Figure 2-2 illustrates a round-robin servicing of frames as they enter a switch. Round-robin is the simplest method of servicing frames in the order in which they are received. Current Catalyst switching platforms such as the Catalyst 6500 support a variety of quality of service (QoS) features to provide priority service to specified traffic flows. Chapter 8, "Understanding Quality of Service on Catalyst 6500," will provide more information on this topic.

Figure 2-2. Round-Robin Service Order


The following list and Figure 2-3 illustrate the basic concept of moving frames from the received port or ingress, to the transmit port(s) or egress using a shared bus architecture:

  1. Frame received from Host1? The ingress port on the switch receives the entire frame from Host1 and stores it in a receive buffer. The port checks the frame's Frame Check Sequence (FCS) for errors. If the frame is defective (runt, fragment, invalid CRC, or Giant), the port discards the frame and increments the appropriate counter.

  2. Requesting access to the data bus? A header containing information necessary to make a forwarding decision is added to the frame. The line card then requests access or permission to transmit the frame onto the data bus.

  3. Frame transmitted onto the data bus? After the central arbiter grants access, the frame is transmitted onto the data bus.

  4. Frame is received by all ports? In a shared bus architecture, every frame transmitted is received by all ports simultaneously. In addition, the frame is received by the hardware necessary to make a forwarding decision.

  5. Switch determines which port(s) should transmit the frame? The information added to the frame in step 2 is used to determine which ports should transmit the frame. In some cases, frames with either an unknown destination MAC address or a broadcast frame, the switch will transmit the frame out all ports except the one on which the frame was received.

  6. Port(s) instructed to transmit, remaining ports discard the frame? Based on the decision in step 5, a certain port or ports is told to transmit the frame while the rest are told to discard or flush the frame.

  7. Egress port transmits the frame to Host2? In this example, it is assumed that the location of Host2 is known to the switch and only the port connecting to Host2 transmits the frame.

Figure 2-3. Frame Flow in a Shared Bus

[View full size image]

One advantage of a shared bus architecture is every port except the ingress port receives a copy of the frame automatically, easily enabling multicast and broadcast traffic without the need to replicate the frames for each port. This example is greatly simplified and will be discussed in detail for Catalyst platforms that utilize a shared bus architecture in Chapter 3, "Catalyst Switching Architecture."

Crossbar Switching

In the shared bus architecture example, the speed of the shared data bus determines much of the overall traffic handling capacity of the switch. Because the bus is shared, line cards must wait their turns to communicate, and this limits overall bandwidth.

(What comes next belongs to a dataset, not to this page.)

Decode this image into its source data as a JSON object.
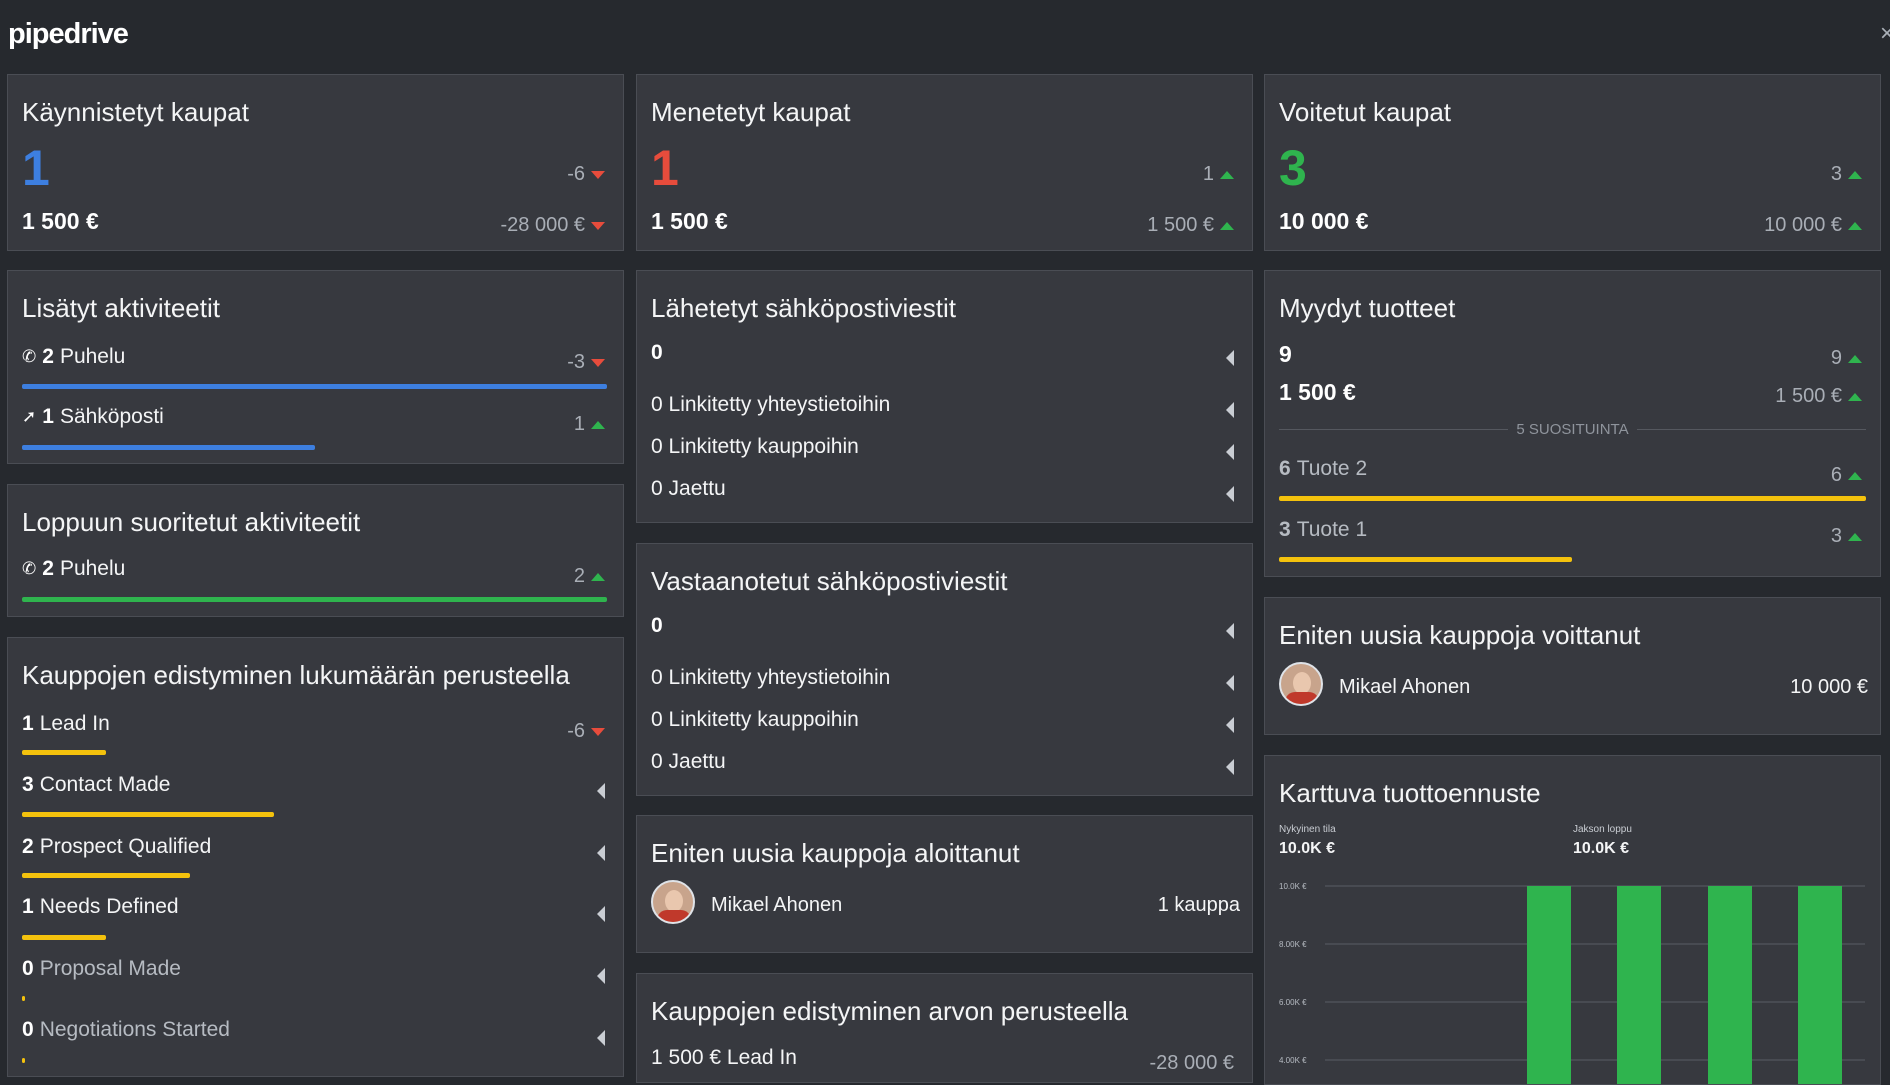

A solution to the limitations imposed by the shared bus architecture is the implementation of a crossbar switch fabric, as shown in Figure 2-4. The term crossbar means different things on different switch platforms, but essentially indicates multiple data channels or paths between line cards that can be used simultaneously.

Figure 2-4. Crossbar Switch Fabric


In the case of the Cisco Catalyst 5500 series, one of the first crossbar architectures advertised by Cisco, three individual 1.2-Gbps data buses are implemented. Newer Catalyst 5500 series line cards have the necessary connector pins to connect to all three buses simultaneously, taking advantage of 3.6 Gbps of aggregate bandwidth. Legacy line cards from the Catalyst 5000 are still compatible with the Catalyst 5500 series by connecting to only one of the three data buses. Access to all three buses is required by Gigabit Ethernet cards on the Catalyst 5500 platform.

A crossbar fabric on the Catalyst 6500 series is enabled with the Switch Fabric Module (SFM) and Switch Fabric Module 2 (SFM2). The SFM provides 128 Gbps of bandwidth (256 Gbps full duplex) to line cards via 16 individual 8-Gbps connections to the crossbar switch fabric. The SFM2 was introduced to support the Catalyst 6513 13-slot chassis and includes architecture optimizations over the SFM.